Beach, J., Bertrand, J., Forer, B., Michal, D., & Tougas, J.
Publication Date: 
9 Nov 2004

For print copies contact the Child Care Human Resources Sector Council at: 1-866-411-6960 or e-mail

The Labour Market Update Study consists of the following reports:

- Main report

- Executive summary

- Profiles and case studies

- Literature review

Excerpts from the report overview:

The release in 1998 of the child care sector study, Our Child Care Workforce: From Recognition to Remuneration, marked a turning point for a sector that up to that time had remained largely invisible. Sponsored by Human Resources Development Canada (HRDC), the study was the first of its kind to focus exclusively on the human resource and training issues faced by caregivers in the different settings that comprise the sector. Importantly, the study demonstrated that the child care sector has far-reaching social and economic impacts in Canada. It concluded with a set of recommendations designed to give the child care workforce the necessary supports to provide high quality services to children.

After the 1998 sector study's release, there was a period of consultation on the recommendations in the report, culminating in the establishment in 2000 of the Child Care Human Resources Round Table. In the fall of 2002, the Round Table received funding from HRDC (now Human Resources and Skills Development Canada &em; HRSDC) to conduct a Labour Market Update (LMU) of the child care sector as a follow-up to the 1998 child care sector study.

The LMU was undertaken over a 15-month period beginning in February 2003 by a five-member research and consulting team under the direction of the LMU Working Group, a sub-committee of the Round Table. What has changed in the sector and in society since the publication of Our Child Care Workforce? What do these developments mean for the child care workforce of today and tomorrow? These are just two of the questions that the follow-up to the sector study - the LMU - sets out to explore.

The objectives of the study were to:

- identify the relevant environmental changes that have taken place since the data for the 1998 child care sector study were collected and analyzed;

- assess the impact and implications of these changes on child care recruitment, retention and recognition; and

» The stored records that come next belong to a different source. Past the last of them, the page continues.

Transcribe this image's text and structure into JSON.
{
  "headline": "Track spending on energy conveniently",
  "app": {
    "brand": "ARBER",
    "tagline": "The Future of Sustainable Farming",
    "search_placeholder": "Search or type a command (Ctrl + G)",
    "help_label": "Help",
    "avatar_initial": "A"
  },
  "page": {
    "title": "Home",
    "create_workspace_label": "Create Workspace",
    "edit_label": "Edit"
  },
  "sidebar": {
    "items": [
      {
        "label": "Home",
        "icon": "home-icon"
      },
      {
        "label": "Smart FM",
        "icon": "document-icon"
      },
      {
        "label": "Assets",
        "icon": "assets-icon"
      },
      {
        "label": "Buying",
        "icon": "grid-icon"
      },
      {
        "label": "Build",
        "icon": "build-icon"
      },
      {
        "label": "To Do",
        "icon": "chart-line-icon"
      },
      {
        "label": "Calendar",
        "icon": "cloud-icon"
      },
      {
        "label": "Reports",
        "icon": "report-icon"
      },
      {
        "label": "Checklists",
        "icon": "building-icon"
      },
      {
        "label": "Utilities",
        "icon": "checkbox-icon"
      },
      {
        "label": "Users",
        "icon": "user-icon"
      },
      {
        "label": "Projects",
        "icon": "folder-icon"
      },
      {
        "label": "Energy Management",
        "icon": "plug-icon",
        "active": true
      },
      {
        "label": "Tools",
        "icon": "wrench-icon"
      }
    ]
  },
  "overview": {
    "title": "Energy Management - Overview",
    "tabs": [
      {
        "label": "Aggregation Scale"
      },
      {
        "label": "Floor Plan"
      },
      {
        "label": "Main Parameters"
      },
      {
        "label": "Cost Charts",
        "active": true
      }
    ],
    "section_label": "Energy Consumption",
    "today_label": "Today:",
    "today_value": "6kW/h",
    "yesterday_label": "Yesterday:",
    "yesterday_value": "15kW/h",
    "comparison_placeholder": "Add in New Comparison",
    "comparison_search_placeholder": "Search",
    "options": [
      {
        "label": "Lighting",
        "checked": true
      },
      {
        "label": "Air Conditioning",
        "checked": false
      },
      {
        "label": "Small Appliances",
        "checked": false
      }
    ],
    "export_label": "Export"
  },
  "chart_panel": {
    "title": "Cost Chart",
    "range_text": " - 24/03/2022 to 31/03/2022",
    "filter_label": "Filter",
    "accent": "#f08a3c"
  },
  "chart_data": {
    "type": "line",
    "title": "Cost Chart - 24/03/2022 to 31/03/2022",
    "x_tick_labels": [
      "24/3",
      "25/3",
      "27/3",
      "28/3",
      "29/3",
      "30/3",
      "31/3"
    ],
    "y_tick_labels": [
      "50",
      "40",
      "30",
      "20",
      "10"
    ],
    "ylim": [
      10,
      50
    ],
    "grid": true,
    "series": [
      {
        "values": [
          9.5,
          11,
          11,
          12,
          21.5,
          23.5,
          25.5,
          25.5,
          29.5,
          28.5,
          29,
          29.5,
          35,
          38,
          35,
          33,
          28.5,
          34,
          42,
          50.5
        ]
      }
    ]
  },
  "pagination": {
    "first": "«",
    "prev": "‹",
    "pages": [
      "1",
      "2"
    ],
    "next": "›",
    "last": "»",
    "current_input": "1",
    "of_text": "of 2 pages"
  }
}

- provide a forward-looking analysis that will be used by the sector to devise a cohesive plan that addresses human resource needs in the child care sector across Canada.